AJ, a volunteer with Hoy-Scott Watershed Society shows the underside of a chum salmon while Maurice from the DFO commentates. (Photo: Robbin Whachell / HSWS)

AJ, a volunteer with Hoy-Scott Watershed Society shows the underside of a chum salmon while Maurice from the DFO commentates. (Photo: Robbin Whachell / HSWS)

Angela Brown and her nylon circus was enjoyed by little ones as they dressed up their parents and paraded through the festival grounds. The Creative Café and guest artists, Elaina Buenaventura, Etienne Siew, and Alana Crockett provided continuous musical entertainment and Spirit Bear Coffee was served.

Hosted by the Hoy-Scott Watershed Society, and the City of Coquitlam who had their Bad Seed/Urban Forestry; Park Spark; Solid Waste and Recycling; and Water Conservation Departments out, other exhibitors included: Articipation; BC Salmon Marketing Council; Burke Mountain Naturalists; Coexisting with Coyotes; Coquitlam River Watershed Roundtable; Coquitlam Riverwatch; Fisheries and Oceans Canada; Freshwater Fisheries Society of BC; Kintec; Maple Creek Streamkeepers; and Port Moody Ecological Society.

Residents gather along Hoy Creek to view the return and spawning of chum salmon at Salmon Leave Home on October 23rd.  (Photo: Robbin Whachell / HSWS)

Residents gather along Hoy Creek to view the return and spawning of chum salmon at Salmon Leave Home on October 23rd.  (Photo: Robbin Whachell / HSWS)

VIEW MORE Photos on our Facebook album HERE.

Click < arrows > to scroll through photos below...

Enjoy a video overview BELOW of the day's activates courtesy of the Tri-Cities Community TV.

Over 6000 coho fry marked at Hoy Creek Hatchery

A HSWS volunteer carefully clips the adipose fin of a sedated coho fry

A HSWS volunteer carefully clips the adipose fin of a sedated coho fry

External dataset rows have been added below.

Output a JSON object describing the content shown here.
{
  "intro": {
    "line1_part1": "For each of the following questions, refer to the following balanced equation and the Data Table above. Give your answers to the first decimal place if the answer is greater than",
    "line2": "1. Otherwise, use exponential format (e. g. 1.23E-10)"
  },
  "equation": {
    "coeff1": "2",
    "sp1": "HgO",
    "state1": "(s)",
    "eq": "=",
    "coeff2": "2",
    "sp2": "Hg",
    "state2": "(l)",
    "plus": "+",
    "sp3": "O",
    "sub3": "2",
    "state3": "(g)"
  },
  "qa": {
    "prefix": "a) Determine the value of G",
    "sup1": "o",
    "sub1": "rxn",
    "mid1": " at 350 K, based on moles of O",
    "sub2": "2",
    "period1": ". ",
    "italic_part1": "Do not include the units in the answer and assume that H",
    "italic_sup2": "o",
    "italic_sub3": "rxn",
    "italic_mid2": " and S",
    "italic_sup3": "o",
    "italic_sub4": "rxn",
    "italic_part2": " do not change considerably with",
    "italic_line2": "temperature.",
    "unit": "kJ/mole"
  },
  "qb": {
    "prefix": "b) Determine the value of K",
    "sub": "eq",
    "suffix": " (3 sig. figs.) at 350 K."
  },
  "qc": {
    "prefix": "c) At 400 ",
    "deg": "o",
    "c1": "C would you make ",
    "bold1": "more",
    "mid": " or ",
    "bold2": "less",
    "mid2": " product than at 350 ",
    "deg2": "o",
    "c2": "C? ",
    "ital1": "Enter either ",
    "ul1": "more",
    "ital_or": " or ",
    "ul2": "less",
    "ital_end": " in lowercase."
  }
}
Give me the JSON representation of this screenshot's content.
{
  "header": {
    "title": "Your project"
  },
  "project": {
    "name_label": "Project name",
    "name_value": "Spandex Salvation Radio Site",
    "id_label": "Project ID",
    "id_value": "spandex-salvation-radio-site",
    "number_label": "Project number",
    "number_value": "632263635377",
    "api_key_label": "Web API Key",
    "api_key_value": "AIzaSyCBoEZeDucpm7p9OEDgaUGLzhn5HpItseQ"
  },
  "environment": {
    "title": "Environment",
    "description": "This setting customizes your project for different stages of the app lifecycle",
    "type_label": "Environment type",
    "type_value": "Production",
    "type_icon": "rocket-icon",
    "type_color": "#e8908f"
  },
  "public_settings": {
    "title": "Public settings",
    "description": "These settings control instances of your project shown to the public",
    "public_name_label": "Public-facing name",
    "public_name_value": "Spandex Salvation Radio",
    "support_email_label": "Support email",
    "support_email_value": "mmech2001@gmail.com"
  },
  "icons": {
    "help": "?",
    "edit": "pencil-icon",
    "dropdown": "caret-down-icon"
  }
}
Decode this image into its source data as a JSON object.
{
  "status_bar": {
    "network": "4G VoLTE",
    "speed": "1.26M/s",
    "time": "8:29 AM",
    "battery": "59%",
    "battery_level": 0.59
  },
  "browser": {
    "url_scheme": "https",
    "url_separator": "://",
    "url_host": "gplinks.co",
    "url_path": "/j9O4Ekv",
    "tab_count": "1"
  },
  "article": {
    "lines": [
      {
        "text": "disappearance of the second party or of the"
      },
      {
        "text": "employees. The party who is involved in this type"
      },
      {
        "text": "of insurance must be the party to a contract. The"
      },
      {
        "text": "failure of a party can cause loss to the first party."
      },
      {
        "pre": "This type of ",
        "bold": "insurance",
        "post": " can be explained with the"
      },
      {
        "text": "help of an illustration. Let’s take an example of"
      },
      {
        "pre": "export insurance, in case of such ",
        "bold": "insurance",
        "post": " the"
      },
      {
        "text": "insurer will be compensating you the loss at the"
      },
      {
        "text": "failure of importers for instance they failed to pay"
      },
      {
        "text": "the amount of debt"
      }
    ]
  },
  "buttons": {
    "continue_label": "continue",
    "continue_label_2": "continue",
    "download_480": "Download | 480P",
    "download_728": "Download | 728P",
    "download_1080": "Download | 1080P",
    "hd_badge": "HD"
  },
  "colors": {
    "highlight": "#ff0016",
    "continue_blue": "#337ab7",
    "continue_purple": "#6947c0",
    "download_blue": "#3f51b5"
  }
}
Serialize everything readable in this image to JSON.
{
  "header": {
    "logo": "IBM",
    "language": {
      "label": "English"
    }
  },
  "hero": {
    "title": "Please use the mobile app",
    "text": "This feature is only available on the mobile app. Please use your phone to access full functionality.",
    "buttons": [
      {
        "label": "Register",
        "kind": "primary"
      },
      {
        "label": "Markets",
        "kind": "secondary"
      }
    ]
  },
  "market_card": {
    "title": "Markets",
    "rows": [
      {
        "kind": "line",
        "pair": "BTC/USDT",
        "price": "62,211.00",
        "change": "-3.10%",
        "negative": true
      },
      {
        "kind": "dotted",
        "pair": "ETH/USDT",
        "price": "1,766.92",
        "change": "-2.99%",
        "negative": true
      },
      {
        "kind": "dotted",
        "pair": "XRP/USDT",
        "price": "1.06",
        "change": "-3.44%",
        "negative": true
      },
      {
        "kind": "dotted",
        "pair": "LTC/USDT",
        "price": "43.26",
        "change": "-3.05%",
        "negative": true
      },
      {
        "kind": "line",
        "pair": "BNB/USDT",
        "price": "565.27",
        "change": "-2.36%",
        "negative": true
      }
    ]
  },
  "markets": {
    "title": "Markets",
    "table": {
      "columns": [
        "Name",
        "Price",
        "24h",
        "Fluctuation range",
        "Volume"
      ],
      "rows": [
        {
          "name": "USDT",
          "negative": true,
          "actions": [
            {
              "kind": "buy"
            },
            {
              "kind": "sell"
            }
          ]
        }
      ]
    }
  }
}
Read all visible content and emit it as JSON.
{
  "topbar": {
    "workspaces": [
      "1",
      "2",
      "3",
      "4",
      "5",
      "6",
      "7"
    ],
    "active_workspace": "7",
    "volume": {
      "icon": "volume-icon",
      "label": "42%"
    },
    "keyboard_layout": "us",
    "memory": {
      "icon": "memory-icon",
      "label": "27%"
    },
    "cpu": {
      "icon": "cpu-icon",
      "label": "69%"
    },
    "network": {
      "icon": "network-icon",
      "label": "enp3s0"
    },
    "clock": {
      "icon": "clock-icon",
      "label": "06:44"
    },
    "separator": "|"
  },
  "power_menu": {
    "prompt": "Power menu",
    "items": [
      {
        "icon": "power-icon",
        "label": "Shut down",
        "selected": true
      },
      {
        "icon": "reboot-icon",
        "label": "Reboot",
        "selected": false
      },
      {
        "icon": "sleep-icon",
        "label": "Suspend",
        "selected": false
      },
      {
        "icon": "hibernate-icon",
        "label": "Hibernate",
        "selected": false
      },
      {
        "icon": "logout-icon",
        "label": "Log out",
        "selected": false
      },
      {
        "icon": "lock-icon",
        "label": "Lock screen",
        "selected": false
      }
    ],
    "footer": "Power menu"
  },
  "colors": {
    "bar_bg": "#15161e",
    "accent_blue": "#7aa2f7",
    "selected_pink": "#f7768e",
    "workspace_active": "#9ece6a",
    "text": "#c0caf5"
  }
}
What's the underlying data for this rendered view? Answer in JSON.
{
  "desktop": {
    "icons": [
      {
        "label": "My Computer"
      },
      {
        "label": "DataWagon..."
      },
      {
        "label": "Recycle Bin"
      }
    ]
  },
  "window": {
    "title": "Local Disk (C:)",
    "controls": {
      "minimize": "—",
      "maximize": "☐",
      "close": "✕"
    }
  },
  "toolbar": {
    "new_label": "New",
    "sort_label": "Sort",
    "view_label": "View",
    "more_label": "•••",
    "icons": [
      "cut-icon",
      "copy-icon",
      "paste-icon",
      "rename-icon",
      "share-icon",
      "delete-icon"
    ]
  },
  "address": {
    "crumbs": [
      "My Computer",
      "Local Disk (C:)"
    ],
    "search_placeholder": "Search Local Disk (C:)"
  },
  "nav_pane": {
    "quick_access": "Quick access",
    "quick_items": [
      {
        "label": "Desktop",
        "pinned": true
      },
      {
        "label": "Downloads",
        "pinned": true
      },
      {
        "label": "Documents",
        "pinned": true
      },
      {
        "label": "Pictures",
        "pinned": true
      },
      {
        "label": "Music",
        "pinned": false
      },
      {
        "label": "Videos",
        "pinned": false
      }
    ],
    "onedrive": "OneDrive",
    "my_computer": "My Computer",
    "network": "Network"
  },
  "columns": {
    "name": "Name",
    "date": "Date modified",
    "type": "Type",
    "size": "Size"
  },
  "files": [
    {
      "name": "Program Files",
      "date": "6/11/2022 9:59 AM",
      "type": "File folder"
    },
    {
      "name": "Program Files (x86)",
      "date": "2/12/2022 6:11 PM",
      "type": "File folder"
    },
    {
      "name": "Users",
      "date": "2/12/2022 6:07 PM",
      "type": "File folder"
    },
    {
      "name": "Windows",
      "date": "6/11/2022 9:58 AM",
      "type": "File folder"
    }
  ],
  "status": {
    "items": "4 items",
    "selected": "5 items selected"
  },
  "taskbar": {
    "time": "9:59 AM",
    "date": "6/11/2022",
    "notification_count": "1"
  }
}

On June 21st, 2016 the Hoy-Scott Watershed Society conducted another successful fin-clipping exercise with over 6000 young coho salmon which had been thriving in the Capilano trough room of the hatchery located on Hoy Creek since approximately December 2015.

"This was our third year of doing the fin clip exercise to identify our fish as 'hatchery' salmon," said hatchery manager, Rodney Lee. The fish are first sedated, and then the adipose-fin (small top back fin) is carefully snipped off. The entire operation is overseen by the Department of Fisheries.

"We clipped over 6000 fry in two hours thanks to our volunteers," said Rodney. "The fish recover quickly and will be moved to our rearing pond in a few days, where they will live until their release next May. They will then head out to the ocean, and when they return, this is our way of identifying them."

Volunteers work diligently,&nbsp; and quickly clipping and counting coho fry

Volunteers work diligently,  and quickly clipping and counting coho fry

Under the supervision of the Department of Fisheries, Hoy Creek Hatchery held another successful fin-clip exercise of over 6000 coho on June 21st.

Under the supervision of the Department of Fisheries, Hoy Creek Hatchery held another successful fin-clip exercise of over 6000 coho on June 21st.